I’m really pleased the one day side performed so well, hitting the right mark in a range of different match situations. Curran has looked promising and it’s good to see Ali back on form. I say ‘to see’, but to be honest most of these have passed me by because there’s no way my alarm is waking me up early for pyjama cricket, no matter how important the match is, and once the Tests are done I can no longer lounge on the sofa watching of a morning, but have to hit those weekend productivity targets.
With a World Cup to prepare for, it’s fair enough that England have worked hard on getting this format of the game right. I really do say that through gritted teeth, because the game I love is Test cricket and it feels like Trevor Bayliss has neglected it.
Where do you draw the line between allowing players freedom to express themselves (cricket cliché of the post-McCullum era?) and simply neglecting to actually improve them as players? It’s great to see players having a say in their own development and direction, but I for one am disappointed that we seem to be stuck with Bayliss until the end of his contract, with him at least appearing to dictate the terms.
We all know that Bayliss doesn’t know enough about county cricket to be able to shape the direction of the Test squad, and he just doesn’t seem that incisive as a leader. From the outside, it looks a bit like he’s that wizened old Geography teacher who just let you get on with it and hoped for the best. If you all passed, great, credit to his hands off style, and when you didn’t, well, you obviously weren’t doing it right, were you? At the time, as a kid, you thought he was ace because he made jokes about the head master and let you decide whether or not to take notes or do your homework.
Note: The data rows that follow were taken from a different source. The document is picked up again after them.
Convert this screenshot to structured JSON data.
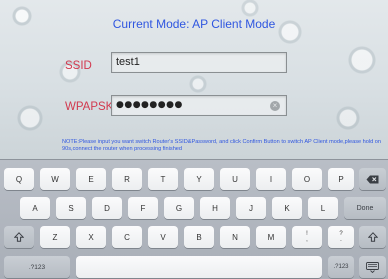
{
  "title": "Current Mode: AP Client Mode",
  "ssid": {
    "label": "SSID",
    "value": "test1"
  },
  "wpapsk": {
    "label": "WPAPSK",
    "masked_value": "●●●●●●●●"
  },
  "note": "NOTE:Please input you want switch Router's SSID&Password, and click Confirm Button to switch AP Client mode,please hold on 90s,connect the router when processing finished",
  "colors": {
    "title": "#2f56e0",
    "label": "#d2384e",
    "note": "#2f56e0"
  },
  "keyboard": {
    "row1": [
      "Q",
      "W",
      "E",
      "R",
      "T",
      "Y",
      "U",
      "I",
      "O",
      "P"
    ],
    "row2": [
      "A",
      "S",
      "D",
      "F",
      "G",
      "H",
      "J",
      "K",
      "L"
    ],
    "row3": [
      "Z",
      "X",
      "C",
      "V",
      "B",
      "N",
      "M"
    ],
    "row3_punct": [
      {
        "top": "!",
        "bottom": ","
      },
      {
        "top": "?",
        "bottom": "."
      }
    ],
    "done_label": "Done",
    "numbers_label": ".?123",
    "numbers_label_right": ".?123",
    "icons": {
      "backspace": "backspace-icon",
      "shift": "shift-icon",
      "hide_keyboard": "keyboard-hide-icon"
    }
  }
}
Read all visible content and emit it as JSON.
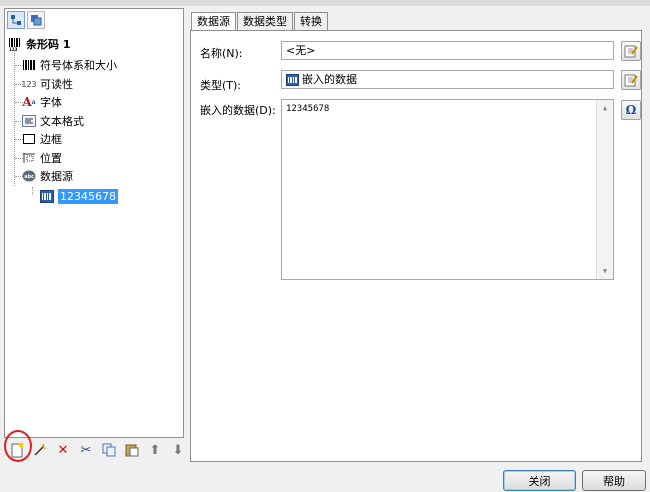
{
  "tree": {
    "root_label": "条形码 1",
    "items": [
      {
        "label": "符号体系和大小",
        "icon": "barcode-icon"
      },
      {
        "label": "可读性",
        "icon": "readable-123-icon"
      },
      {
        "label": "字体",
        "icon": "font-icon"
      },
      {
        "label": "文本格式",
        "icon": "text-format-icon"
      },
      {
        "label": "边框",
        "icon": "border-icon"
      },
      {
        "label": "位置",
        "icon": "position-icon"
      },
      {
        "label": "数据源",
        "icon": "datasource-icon"
      }
    ],
    "leaf": {
      "label": "12345678",
      "icon": "embedded-data-icon"
    }
  },
  "tabs": [
    {
      "label": "数据源"
    },
    {
      "label": "数据类型"
    },
    {
      "label": "转换"
    }
  ],
  "form": {
    "name_label": "名称(N):",
    "name_value": "<无>",
    "type_label": "类型(T):",
    "type_value": "嵌入的数据",
    "data_label": "嵌入的数据(D):",
    "data_value": "12345678"
  },
  "buttons": {
    "close": "关闭",
    "help": "帮助"
  },
  "colors": {
    "selection": "#3399ff",
    "highlight_circle": "#e02020"
  }
}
Then when the exams approached you realised he really actually hadn’t done his job properly.
You’d loved it; felt respected; felt trusted. Then realised that you weren’t meant to take on that burden.
It’s not that I’m against a non-English coach: at the time I was keen on Dizzy Gallespie and I’d still be happy to have him in the role now. I’m an advocate of Thorpe and Ramps, but sort of want them to be able to finish what they’ve started with the Lions before hauling them into the hotter water of full head coach responsibility.
When Trevor Bayliss was announced as head coach, Freddie and I were at Lord’s and were interviewed on Sky Sports for our views on his appointment. We both had to admit to knowing pretty much nothing about him, but we were hopeful that he might bring some positives to the England team. He certainly has brought positivity, but now I feel that he’s lacking the conviction and strength needed to see this thing through. I hope that our next three series, away and back at home, prove me well and truly wrong.